Learn more about the faithful finding new ways of achieving Christian heroism
Antony Pioneers Monasticism
This trend lead more and more individuals to follow the example of a man named Antony, an Egyptian, who was remarkably long-lived, born around 250, and who did not die until around 355. He lived to 105. Antony began to pioneer in the deserts of Egypt a new type of Christian heroism that was going to resonate powerfully with those who were seeking a spiritual challenge in the post-Constantinian world.
Antony decided that he was going to follow this command quite literally. He sold everything he possessed and decided that to follow Jesus he was going to retreat into the deserts of Egypt and abandon civilization.
Antony was orphaned in his late teens, and shortly after his parents’ deaths, as he was going through a period of searching in his life, he heard from the Gospel text—a text that was going to change more than one life in the history of the Middle Ages—a passage in which Jesus of Nazareth stated that all those who wished to be perfect should sell all that they possessed, give it to the poor, and come and follow him.
Antony decided that he was going to follow this command quite literally.
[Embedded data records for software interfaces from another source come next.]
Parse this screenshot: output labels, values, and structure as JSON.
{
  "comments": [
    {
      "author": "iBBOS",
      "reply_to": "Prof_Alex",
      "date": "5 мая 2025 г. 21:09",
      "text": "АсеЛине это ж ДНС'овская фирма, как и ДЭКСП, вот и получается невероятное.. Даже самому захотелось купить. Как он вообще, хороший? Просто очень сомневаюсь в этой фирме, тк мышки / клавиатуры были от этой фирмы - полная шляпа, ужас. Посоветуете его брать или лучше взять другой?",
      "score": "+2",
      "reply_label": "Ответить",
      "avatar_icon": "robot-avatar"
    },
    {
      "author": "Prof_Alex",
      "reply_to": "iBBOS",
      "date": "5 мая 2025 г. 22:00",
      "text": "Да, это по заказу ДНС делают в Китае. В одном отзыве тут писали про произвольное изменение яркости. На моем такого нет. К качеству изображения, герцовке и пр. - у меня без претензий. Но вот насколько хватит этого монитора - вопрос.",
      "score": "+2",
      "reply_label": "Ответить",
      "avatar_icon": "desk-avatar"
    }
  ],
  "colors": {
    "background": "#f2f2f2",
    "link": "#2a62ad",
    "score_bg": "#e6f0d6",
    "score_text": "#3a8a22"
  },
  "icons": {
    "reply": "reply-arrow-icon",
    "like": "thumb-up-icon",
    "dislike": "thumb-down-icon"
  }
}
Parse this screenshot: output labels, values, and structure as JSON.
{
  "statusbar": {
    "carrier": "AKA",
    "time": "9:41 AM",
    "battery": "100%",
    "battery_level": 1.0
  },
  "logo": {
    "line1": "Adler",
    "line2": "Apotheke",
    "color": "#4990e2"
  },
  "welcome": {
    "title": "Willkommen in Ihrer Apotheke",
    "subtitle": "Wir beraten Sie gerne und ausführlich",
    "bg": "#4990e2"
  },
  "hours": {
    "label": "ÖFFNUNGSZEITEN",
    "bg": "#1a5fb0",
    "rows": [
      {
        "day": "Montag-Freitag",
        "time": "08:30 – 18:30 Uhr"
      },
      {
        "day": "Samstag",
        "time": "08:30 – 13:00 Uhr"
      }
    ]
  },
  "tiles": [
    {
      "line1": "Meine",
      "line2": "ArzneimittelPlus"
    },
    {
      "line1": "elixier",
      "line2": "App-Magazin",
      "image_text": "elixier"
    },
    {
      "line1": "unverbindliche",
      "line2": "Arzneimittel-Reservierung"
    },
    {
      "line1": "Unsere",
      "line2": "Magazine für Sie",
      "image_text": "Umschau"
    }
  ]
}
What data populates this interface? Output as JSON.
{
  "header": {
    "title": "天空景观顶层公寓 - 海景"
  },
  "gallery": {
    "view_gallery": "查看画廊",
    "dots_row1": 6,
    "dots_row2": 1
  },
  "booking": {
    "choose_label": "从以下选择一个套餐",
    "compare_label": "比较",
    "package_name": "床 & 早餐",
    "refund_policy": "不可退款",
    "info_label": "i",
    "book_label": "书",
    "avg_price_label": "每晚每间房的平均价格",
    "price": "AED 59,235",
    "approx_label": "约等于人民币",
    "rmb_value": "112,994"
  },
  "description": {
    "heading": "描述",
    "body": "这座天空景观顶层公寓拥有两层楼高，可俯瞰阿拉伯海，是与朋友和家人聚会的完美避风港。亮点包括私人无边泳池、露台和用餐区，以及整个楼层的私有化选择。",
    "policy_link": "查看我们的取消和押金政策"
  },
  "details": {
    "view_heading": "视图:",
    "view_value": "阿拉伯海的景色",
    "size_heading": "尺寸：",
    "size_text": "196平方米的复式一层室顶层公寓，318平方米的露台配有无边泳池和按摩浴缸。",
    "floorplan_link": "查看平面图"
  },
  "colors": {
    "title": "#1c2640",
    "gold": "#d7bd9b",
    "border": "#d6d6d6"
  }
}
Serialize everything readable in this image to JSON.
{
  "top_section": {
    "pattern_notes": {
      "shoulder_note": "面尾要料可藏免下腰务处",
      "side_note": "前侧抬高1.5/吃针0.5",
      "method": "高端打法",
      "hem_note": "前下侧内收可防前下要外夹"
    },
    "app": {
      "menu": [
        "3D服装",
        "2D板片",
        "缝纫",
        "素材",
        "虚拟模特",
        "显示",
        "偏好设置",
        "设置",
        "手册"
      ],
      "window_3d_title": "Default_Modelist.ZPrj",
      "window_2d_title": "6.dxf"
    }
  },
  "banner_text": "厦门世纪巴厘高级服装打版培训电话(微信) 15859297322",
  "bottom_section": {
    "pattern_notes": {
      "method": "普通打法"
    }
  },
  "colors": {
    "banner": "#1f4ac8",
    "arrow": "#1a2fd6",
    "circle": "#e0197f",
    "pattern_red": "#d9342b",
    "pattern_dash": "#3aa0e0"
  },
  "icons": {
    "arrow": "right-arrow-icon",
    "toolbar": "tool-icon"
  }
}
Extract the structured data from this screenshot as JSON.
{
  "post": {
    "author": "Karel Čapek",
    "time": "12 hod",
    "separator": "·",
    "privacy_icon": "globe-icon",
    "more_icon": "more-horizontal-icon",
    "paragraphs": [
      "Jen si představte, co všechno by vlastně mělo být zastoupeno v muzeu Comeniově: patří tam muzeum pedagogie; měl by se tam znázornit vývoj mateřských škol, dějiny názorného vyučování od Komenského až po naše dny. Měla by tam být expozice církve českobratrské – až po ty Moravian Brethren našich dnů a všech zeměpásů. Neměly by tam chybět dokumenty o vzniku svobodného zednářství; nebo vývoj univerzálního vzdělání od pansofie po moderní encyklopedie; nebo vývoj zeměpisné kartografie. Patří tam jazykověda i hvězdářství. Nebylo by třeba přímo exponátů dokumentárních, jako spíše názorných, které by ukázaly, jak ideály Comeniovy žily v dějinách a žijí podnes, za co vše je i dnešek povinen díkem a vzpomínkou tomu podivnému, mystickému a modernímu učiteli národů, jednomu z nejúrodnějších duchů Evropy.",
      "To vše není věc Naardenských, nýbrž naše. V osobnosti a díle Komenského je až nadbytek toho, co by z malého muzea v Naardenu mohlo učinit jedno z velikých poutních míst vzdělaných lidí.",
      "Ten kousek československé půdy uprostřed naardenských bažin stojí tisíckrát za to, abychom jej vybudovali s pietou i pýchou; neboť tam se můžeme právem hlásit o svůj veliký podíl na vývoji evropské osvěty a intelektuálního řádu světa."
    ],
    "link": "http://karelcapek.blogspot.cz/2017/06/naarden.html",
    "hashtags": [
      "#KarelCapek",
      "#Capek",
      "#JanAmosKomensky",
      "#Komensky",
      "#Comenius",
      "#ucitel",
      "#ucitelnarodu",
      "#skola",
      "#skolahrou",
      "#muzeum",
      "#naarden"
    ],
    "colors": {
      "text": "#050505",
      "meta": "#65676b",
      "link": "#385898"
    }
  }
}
He sold everything he possessed and decided that to follow Jesus he was going to retreat into the deserts of Egypt and abandon civilization. He lived there for a time and decided that this lifestyle in the desert was not sufficiently tough. Revealingly, he attempted to get himself martyred by traveling down to Alexandria at one point. He could not get himself martyred by local Roman officials, and so resigned himself to the notion that he was going to have to carve out a new sort of life for himself in the deserts of Egypt.
Antony attracted followers, which was the last thing that he wanted to do because he wished to live as a hermit.
Antony attracted followers, which was the last thing that he wanted to do because he wished to live as a hermit. But Egyptians who heard about Antony and his life in the desert came to admire him, and they’d travel out into the desert to live near him. Whenever they approached, he would move farther out into the desert and try and lose them, but they were persistent. Eventually, he reconciled himself to the notion that there were going to be others living nearby.
Learn more about the world of Late Antiquity
As for the life that Antony was leading, it was a life of rigorous asceticism that consisted of long and punishing fasts. He would not eat for days on end and he tried to reduce his consumption of food to the bare minimum necessary for human survival. It was a life characterized by long vigils at night in the cold of the desert, depriving himself of sleep as much as possible, and total sexual abstinence.
His self-deprivation, his mortification of his flesh, gave him spiritual powers beyond those of ordinary Christians. He was able to confront Satan directly in the desert, and triumph in these one-on-one encounters. His contemporaries in Egypt referred to Antony and his followers as monachos; “the lonely one” is the literal translation. We get the word “monk” from this term.
Common Questions About Christian Martyrdom
According to the Center for the Study of Global Christianity, in addition to all the early martyrs, there have been over 900,000 Christian martyrs in the last decade alone. This makes the number difficult to determine.